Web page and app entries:
'''
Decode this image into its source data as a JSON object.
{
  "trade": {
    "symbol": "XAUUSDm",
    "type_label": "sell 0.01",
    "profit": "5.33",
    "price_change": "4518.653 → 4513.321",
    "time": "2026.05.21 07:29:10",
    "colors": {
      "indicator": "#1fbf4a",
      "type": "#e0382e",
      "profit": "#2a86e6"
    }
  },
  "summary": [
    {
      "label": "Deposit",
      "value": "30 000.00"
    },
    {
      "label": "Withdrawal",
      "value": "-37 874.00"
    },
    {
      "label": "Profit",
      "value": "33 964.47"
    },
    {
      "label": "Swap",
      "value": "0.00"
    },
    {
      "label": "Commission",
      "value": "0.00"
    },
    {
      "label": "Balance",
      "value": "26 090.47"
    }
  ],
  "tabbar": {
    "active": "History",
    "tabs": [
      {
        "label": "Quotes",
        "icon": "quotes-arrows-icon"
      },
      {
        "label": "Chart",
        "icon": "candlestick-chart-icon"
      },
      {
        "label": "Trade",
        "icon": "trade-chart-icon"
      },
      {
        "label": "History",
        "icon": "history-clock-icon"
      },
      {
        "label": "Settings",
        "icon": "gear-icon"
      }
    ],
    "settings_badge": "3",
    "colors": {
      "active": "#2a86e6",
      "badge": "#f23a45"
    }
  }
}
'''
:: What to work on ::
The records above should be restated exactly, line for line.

:: Reply to the task ::
Decode this image into its source data as a JSON object.
{
  "trade": {
    "symbol": "XAUUSDm",
    "type_label": "sell 0.01",
    "profit": "5.33",
    "price_change": "4518.653 → 4513.321",
    "time": "2026.05.21 07:29:10",
    "colors": {
      "indicator": "#1fbf4a",
      "type": "#e0382e",
      "profit": "#2a86e6"
    }
  },
  "summary": [
    {
      "label": "Deposit",
      "value": "30 000.00"
    },
    {
      "label": "Withdrawal",
      "value": "-37 874.00"
    },
    {
      "label": "Profit",
      "value": "33 964.47"
    },
    {
      "label": "Swap",
      "value": "0.00"
    },
    {
      "label": "Commission",
      "value": "0.00"
    },
    {
      "label": "Balance",
      "value": "26 090.47"
    }
  ],
  "tabbar": {
    "active": "History",
    "tabs": [
      {
        "label": "Quotes",
        "icon": "quotes-arrows-icon"
      },
      {
        "label": "Chart",
        "icon": "candlestick-chart-icon"
      },
      {
        "label": "Trade",
        "icon": "trade-chart-icon"
      },
      {
        "label": "History",
        "icon": "history-clock-icon"
      },
      {
        "label": "Settings",
        "icon": "gear-icon"
      }
    ],
    "settings_badge": "3",
    "colors": {
      "active": "#2a86e6",
      "badge": "#f23a45"
    }
  }
}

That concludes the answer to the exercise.